I was first exposed to Godzilla as a young boy, I remember sitting in my living room with my father on a Sunday afternoon and dad had the TV fixed on Godzilla, asking him now even he wasn’t aware that it was originally Gojira. Which seems odd because when we were kids running around in the yard playing Godzilla the one line you always quoted from the film was “runnnn it’s Gojirrrrraaaa”. Which like anyone I used to see as racist until I learnt the actual name of the creature. To me the film deals with many issues that would have been present in a post war Japan, as well as the natural horror of a giant 150ft monster that rises out of Tokyo bay to demolish an entire city. As I mentioned in my last post, the fear of radiation or anything associated with the word nuclear in this time period was a frightening concept, this is mainly due to the effect and devastation that occurred in Japan when the atomic bombs were dropped in 1945. And I think this fear is both well founded and still present today. Think of it, if any of you hear of something nuclear we instantly think of the bombs, Chernobyl, or a disaster of some sort without even thinking of the benefits that nuclear energy, or nuclear medicine has given to the world. And in my mind it is always going to be this way, and rightly so due to the mass devastation of Hiroshima and negasaki and this is where I think one of the horror elements of the film is derived from. Also on the adaption of the film for a western audience I am led to believe that this was the start of a trend of Hollywood cashing in on eastern movies, especially in the 90’s and early 2000’s many Hollywood movies were simply remakes or adaptions of eastern films that had already been made but adapted for a western audience.

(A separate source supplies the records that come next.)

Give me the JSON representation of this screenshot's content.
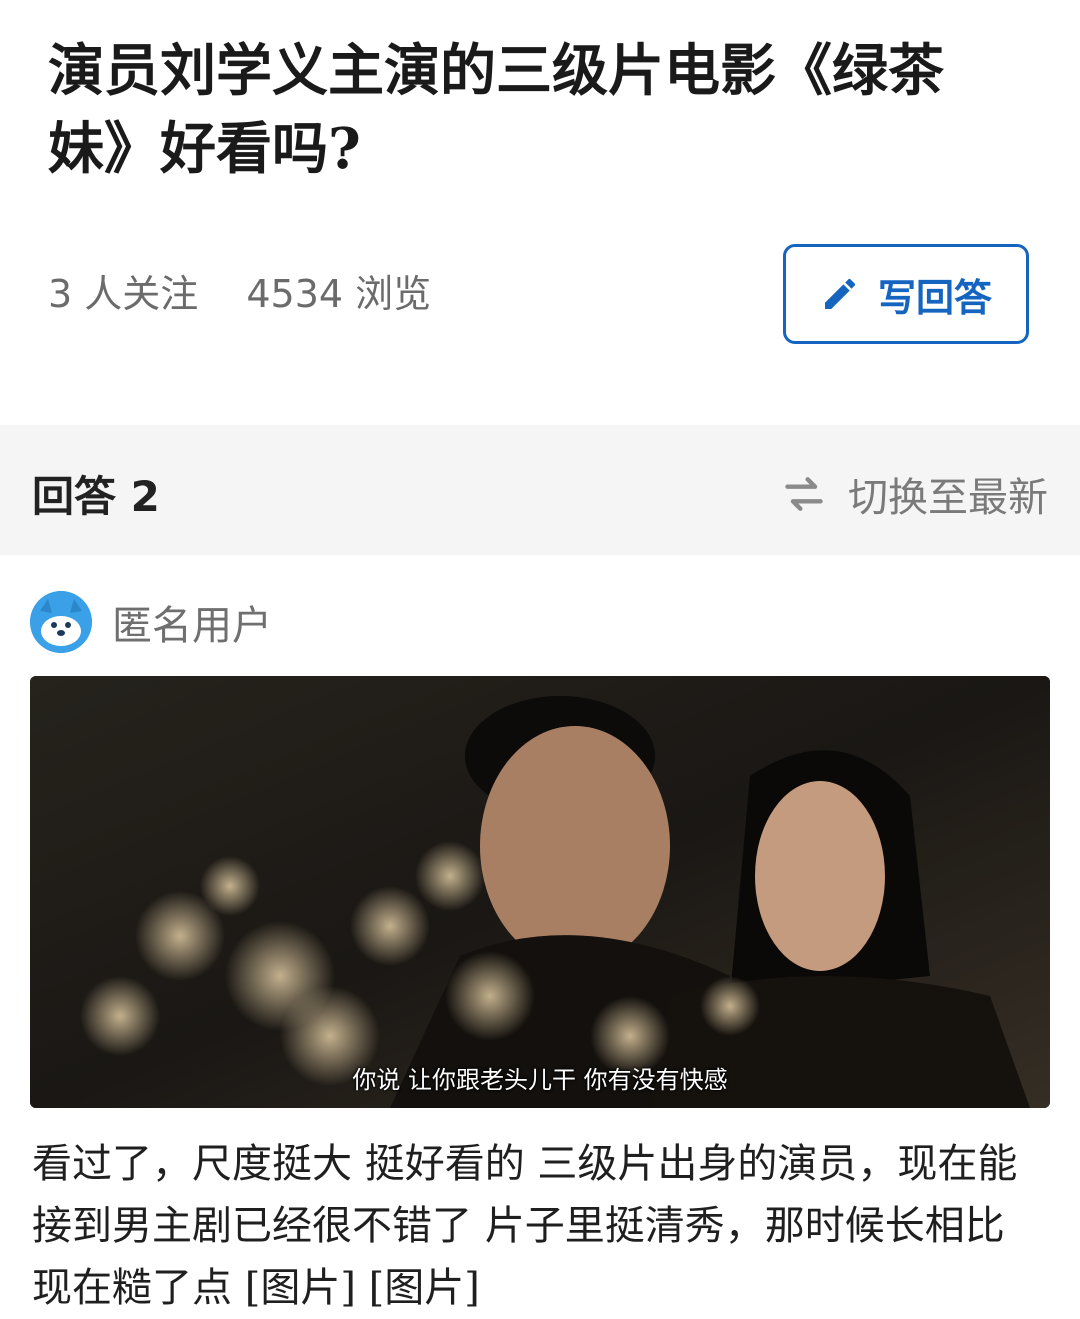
{
  "question": {
    "title": "演员刘学义主演的三级片电影《绿茶妹》好看吗?",
    "followers": "3 人关注",
    "views": "4534 浏览",
    "write_answer_label": "写回答"
  },
  "answers_bar": {
    "count_label": "回答 2",
    "sort_label": "切换至最新"
  },
  "answer": {
    "author": "匿名用户",
    "image_subtitle": "你说  让你跟老头儿干  你有没有快感",
    "text": "看过了，尺度挺大 挺好看的 三级片出身的演员，现在能接到男主剧已经很不错了 片子里挺清秀，那时候长相比现在糙了点 [图片] [图片]"
  },
  "colors": {
    "accent": "#1565c0",
    "bar_bg": "#f5f5f5",
    "meta_text": "#6b6b6b"
  },
  "icons": {
    "write": "pencil-icon",
    "sort": "swap-arrows-icon",
    "avatar": "anonymous-avatar-icon"
  }
}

Righty-o, that’s it for me here in cyber world. So enjoy the rest of your evening and I’ll catch you next week with more exciting updates.